Nature is an enormous source of biodiversity that could provide us with new molecules from plants, fungi, and other macro- and microorganisms. In this aspect, seas and oceans are being investigated.
Nowadays, two millions of marine species are known and about 10,000 new species are discovered each year. It is estimated that about 100 millions of species could form part of our seas and oceans.
The potential of the oceans has been discovered by the pharmaceutical/biological research trying to obtain from their habitants some chemical substances, known as active principles that could have effects against pathogenic microorganisms and/or other medical utilities. Nowadays, molecules obtained from marine species have been used against malaria, HIV, or cancer, among others clinical problems.
Among the marine organisms, microalgae are being the focus of the research for new antimicrobial agents.
Microalgae biodiversity is very high, with more than 3,000 known prokaryotic taxons and more than 30,000 eukaryotic species identified among databases [1,2]. This huge biodiversity involves also great ecologic diversities, with microalgae species adapted for growing conditions in all types of waters (salty, brackish, fresh), and temperatures (ranging from polar to tropical and even extremely hot conditions) [3,4]. They are also adapted to diverse light intensities (surface waters, symbiosis inside animals and deep waters) , and are able to survive at large pH ranges . Microalgae metabolism can be autotrophic, heterotrophic or even mixotrophic [7,8]. All metabolic possibilities are consequently associated to these taxonomic and ecologic diversities. All these genetic copiousness is also responsible for the existence, in most microalgae, of complex biosynthetic pathways. These pathways give rise to a vast array of enzymes and metabolites that have attracted industry attention .
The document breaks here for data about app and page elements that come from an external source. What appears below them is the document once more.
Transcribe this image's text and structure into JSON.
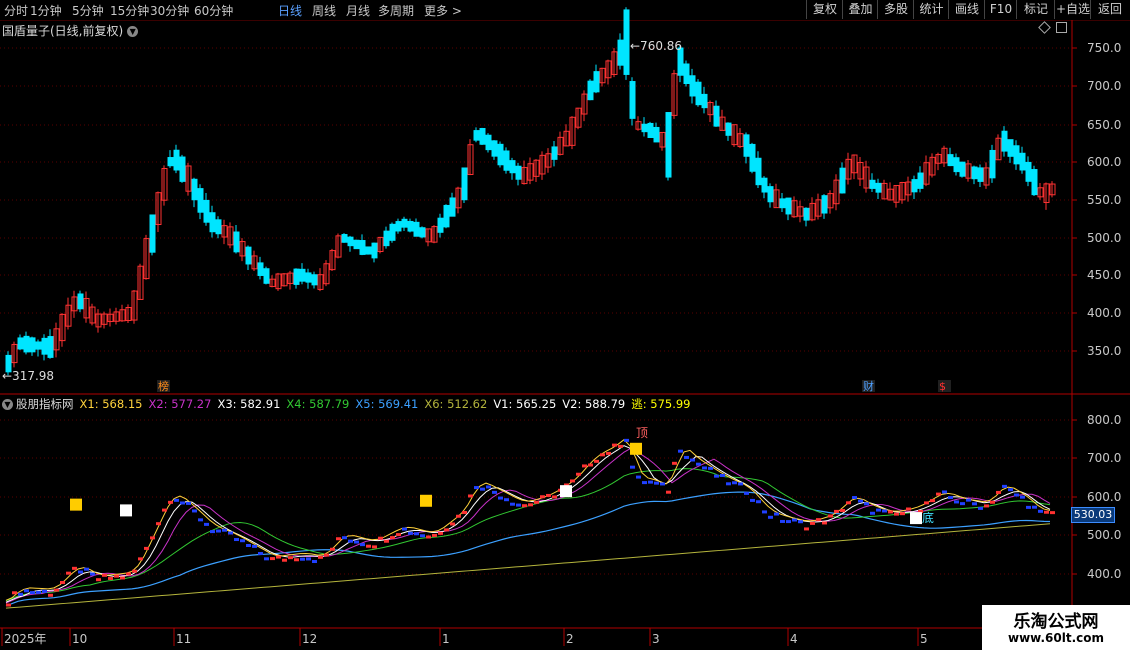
{
  "periods": [
    {
      "label": "分时",
      "active": false
    },
    {
      "label": "1分钟",
      "active": false
    },
    {
      "label": "5分钟",
      "active": false
    },
    {
      "label": "15分钟",
      "active": false
    },
    {
      "label": "30分钟",
      "active": false
    },
    {
      "label": "60分钟",
      "active": false
    },
    {
      "label": "日线",
      "active": true
    },
    {
      "label": "周线",
      "active": false
    },
    {
      "label": "月线",
      "active": false
    },
    {
      "label": "多周期",
      "active": false
    },
    {
      "label": "更多 >",
      "active": false
    }
  ],
  "toolbar_right": [
    "复权",
    "叠加",
    "多股",
    "统计",
    "画线",
    "F10",
    "标记",
    "+自选",
    "返回"
  ],
  "main_chart": {
    "title": "国盾量子(日线,前复权)",
    "high_label": "760.86",
    "low_label": "317.98",
    "y_ticks": [
      "750.0",
      "700.0",
      "650.0",
      "600.0",
      "550.0",
      "500.0",
      "450.0",
      "400.0",
      "350.0"
    ],
    "markers": [
      {
        "text": "榜",
        "color": "#ff8c1a"
      },
      {
        "text": "财",
        "color": "#4ea0ff"
      },
      {
        "text": "$",
        "color": "#ff3030"
      }
    ]
  },
  "indicator": {
    "name": "股朋指标网",
    "values": [
      {
        "label": "X1: 568.15",
        "color": "#ffd23c"
      },
      {
        "label": "X2: 577.27",
        "color": "#c832c8"
      },
      {
        "label": "X3: 582.91",
        "color": "#ffffff"
      },
      {
        "label": "X4: 587.79",
        "color": "#32c832"
      },
      {
        "label": "X5: 569.41",
        "color": "#3ca0ff"
      },
      {
        "label": "X6: 512.62",
        "color": "#b4b43c"
      },
      {
        "label": "V1: 565.25",
        "color": "#ffffff"
      },
      {
        "label": "V2: 588.79",
        "color": "#ffffff"
      },
      {
        "label": "逃: 575.99",
        "color": "#ffff00"
      }
    ],
    "y_ticks": [
      "800.0",
      "700.0",
      "600.0",
      "500.0",
      "400.0"
    ],
    "current_price": "530.03",
    "signals": [
      "顶",
      "底"
    ]
  },
  "date_axis": [
    "2025年",
    "10",
    "11",
    "12",
    "1",
    "2",
    "3",
    "4",
    "5"
  ],
  "colors": {
    "up": "#ff3232",
    "down": "#00e5ff",
    "grid": "#5a0000",
    "axis": "#b00000"
  },
  "watermark": {
    "title": "乐淘公式网",
    "url": "www.60lt.com"
  }
}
As other photosynthetic cells, microalgae produce a diverse array of profitable, often unexplored products, with applications in the pharmacy, food, feed, cosmetic and chemistry sectors. Some of these compounds already possess a market price that makes their production at industrial scale highly profitable.
Some important examples of these products from microalgae are polyunsaturated fatty acids (PUFAs as ω-3 and ω-6) with cardioprotective and anti-inflammatory effects against different types of cancers (in the case of ω-3). Vitamins (E, C) are important antioxidants in animal nutrition, protecting different tissues and organs from damage caused by reactive oxygen species (ROS) as in atherosclerosis or neuron damage [10-12]. Bio-colorants as phycocyanin, beta-carotene, astaxanthin and lutein are used as natural colorants in food or feed, with an important antioxidant effect on prevention of diseases (vitamin A blindness, macular degeneration) [13,14]. Immunostimulants and hypolipidemic-glucides as β-1,3-glucan are polysaccharides showing antitumor activity and anti-atherosclerosis effects [15,16]. Cell extracts from several microalgae species have demonstrated in vitro antimicrobial activity against several bacterial and fungal pathogens and an inhibitory effect on the growth of various human tumor cell lines . Aquaculture feed is used in the intensive farms of salmon, shrimps, bivalves, etc., where some microalgae species provide a high protein and/or a ω-3 fatty acids content . Cosmetic ingredients exert an intense antioxidant activity and a diverse array of functions on epithelial cellular processes (lipases inhibition, aquaporins induction) [19,20]. Industrial enzymes (lipases, cellulases or proteases) sometimes are used under high temperatures or extreme pH conditions, where conventional enzymes cannot work.
Algae, sponges, corals, jellyfish, echinoderms, sea squirts, sea snails, cephalopods, crustaceans, amphibians, are other marine organisms of which biomolecules with clinical activity have been obtained.
Despite the successes achieved so far, from each 10,000 substances extracted from marine creatures only 100 are bioactive and could be used in clinical.
Although it is well known that seas and oceans are sources of possible molecules with antibacterial activity, further research are needed to find them.
This manuscript was funded by the European Union’s Horizon 2020 research and innovation programme under NOMORFILM project (grant agreement No 634588), www.nomorfilm.eu.